The wait had chilled us and so we resumed hiking once all the formalities had been completed. We were to descend by a different path and set off along the narrow ridge toward the southeast. This required a number of easy downclimbs before the trail leveled off and contoured around the west side of Maehotaka-dake to a trail junction on a rocky flat known as Kimiko-daira ("flat place") at an elevation of 9450ft. We reached this point, 1.3m from the peak, 4hr after the morning start.

From Kimiko-daira, the trail descends precipitously as it negotiates a spine of the massive headwall of the Alps. There are many chains and metal ladders to guard against a fall. It is a huge and exhausting descent of 2400ft with little respite. We stopped half-way down to have lunch and here we finally learned a little more about our companions. Yone Ikeda (Ikeda-san in polite Japanese) was the larger and stronger of the two women; she had a nephew who studied aerospace engineering at Kyoto University; Ogawa-san was the smaller, quieter one with a nice smile. They worked for a cosmetics company in Osaka and, as was evident from their fitness, they hiked regularly in the mountains near Osaka (Mount Rokko in particular). But this was their first visit to the Japan Alps and hence their uncertainity about route finding. Both women were married with children. During lunch they gave Yamanishi a small treat, Ocha-zuke (rice with tea), which he was surprised to enjoy in the mountains. Of course, I understood little of this at the time; Yamanishi had lived in San Francisco and this experience with western culture made him more comfortable filling in the details for me several weeks later.

As we resumed our descent the vegetation became more luxurious; near the bottom the fall colors were quite marvellous. Finally, after 2hr 20min of descent we came to the bottom of the headwall and to the Dake-sawa lodge ("Mountain valley/stream lodge") at 7119ft. Here we rested and braced ourselves for the final leg. Below Dake-sawa, the trail was easier but still rocky and steep. Gradually, however, it levelled off as we entered the pine forest near the Asazagawa river. Finally the trail emerged from the forest at the edge of the tourist area around Kamikochi.
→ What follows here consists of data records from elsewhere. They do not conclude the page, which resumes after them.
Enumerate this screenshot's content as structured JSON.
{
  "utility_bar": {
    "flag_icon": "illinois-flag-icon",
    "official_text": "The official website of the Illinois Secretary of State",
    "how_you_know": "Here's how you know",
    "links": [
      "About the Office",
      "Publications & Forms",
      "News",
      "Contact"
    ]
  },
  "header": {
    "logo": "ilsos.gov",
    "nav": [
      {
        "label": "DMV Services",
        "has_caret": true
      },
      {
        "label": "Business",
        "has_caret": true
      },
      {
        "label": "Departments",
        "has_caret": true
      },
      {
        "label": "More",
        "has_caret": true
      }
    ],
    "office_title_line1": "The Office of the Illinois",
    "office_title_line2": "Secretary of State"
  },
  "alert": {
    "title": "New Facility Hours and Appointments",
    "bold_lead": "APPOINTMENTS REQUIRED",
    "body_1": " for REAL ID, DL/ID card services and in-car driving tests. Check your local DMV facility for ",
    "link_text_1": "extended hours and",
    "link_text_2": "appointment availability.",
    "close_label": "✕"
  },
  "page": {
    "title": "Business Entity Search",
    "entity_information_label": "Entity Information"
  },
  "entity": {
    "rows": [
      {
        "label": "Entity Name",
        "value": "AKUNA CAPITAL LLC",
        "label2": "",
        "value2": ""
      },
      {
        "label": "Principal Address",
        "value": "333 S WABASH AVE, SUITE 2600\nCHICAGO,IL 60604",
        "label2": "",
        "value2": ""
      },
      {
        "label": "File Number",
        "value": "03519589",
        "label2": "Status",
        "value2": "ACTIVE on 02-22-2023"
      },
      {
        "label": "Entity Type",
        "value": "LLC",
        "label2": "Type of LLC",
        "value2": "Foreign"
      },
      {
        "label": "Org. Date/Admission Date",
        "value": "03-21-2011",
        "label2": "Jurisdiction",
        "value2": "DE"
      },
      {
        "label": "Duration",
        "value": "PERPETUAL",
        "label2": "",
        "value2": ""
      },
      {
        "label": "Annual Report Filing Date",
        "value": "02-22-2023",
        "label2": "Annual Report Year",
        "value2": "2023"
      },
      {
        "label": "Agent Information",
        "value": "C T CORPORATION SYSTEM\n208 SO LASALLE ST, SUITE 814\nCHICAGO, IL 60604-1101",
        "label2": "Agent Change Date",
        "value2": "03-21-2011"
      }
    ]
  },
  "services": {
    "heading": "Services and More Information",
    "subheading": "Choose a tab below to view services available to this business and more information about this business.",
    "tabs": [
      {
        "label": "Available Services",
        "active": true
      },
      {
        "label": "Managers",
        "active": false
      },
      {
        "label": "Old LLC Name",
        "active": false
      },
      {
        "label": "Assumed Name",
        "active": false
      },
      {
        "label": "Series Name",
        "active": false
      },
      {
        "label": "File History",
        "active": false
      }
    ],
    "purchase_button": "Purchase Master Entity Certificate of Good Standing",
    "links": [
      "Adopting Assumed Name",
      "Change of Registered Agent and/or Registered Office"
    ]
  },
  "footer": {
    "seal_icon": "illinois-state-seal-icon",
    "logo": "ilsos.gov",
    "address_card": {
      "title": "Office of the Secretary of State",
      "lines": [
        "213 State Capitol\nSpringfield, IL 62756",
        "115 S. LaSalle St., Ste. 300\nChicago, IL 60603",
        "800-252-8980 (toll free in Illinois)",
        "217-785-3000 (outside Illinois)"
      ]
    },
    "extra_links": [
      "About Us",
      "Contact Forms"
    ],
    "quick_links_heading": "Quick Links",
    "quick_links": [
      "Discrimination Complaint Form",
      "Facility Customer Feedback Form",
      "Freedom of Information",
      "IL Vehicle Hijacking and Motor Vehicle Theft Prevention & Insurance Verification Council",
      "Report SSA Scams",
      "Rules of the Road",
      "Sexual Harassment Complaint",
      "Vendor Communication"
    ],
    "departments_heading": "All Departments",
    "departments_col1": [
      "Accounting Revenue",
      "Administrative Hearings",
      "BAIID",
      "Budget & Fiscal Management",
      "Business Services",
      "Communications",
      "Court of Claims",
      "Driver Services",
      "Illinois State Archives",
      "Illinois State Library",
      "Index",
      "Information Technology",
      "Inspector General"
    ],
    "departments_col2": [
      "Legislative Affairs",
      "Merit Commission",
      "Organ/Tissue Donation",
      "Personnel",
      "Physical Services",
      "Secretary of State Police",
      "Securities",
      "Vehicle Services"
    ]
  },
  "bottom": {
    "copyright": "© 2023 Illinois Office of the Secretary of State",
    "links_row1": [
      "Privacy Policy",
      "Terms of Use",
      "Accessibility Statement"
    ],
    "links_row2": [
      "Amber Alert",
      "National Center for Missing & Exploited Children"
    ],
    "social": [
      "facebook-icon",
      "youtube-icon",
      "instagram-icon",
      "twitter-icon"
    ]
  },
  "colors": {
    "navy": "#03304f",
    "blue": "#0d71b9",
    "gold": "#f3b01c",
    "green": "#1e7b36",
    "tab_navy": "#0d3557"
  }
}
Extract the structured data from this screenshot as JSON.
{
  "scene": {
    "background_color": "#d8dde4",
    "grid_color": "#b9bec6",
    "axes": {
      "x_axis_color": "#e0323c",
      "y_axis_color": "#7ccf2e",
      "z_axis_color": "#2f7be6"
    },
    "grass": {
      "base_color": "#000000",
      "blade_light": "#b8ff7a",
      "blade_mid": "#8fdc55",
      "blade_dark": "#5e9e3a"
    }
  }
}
This was the end of the trail through the wilderness and so we paused by the notice boards to congratulate each other on a great hike and a fine summit. Though we had been together for only a few hours we had already formed a bond that allowed us to enjoy those moments of joint celebration. I was struck by the warmth of that moment, a joy shared both by longtime friends and by two women with whom I could not even carry on the most elementary conversation. Somehow the shared experience in conquering Hotaka-dake had create a trust without words, a communication by deed and gesture. And it was a symmetric relation devoid of sexist bias.

But it was only a moment for soon we were following the tourist trail along the right side of the river and marsh heading back toward the center of Kamikochi. The trail was elevated on planks to preserve the habitat and led back to the main tourist facilities at the Kappabashi footbridge. After a rugged 5.1m day, we had returned to our starting point 8hrs after the morning start. There we parted from our two new friends who took great delight in my few parting words of Japanese. It had been another marvellous experience in a spectacular alpine environment. As always seems to happen to me in Japan, it had been an another adventure with unexpected insights into that delightful culture.

Last updated 27/1/03.
Christopher E. Brennen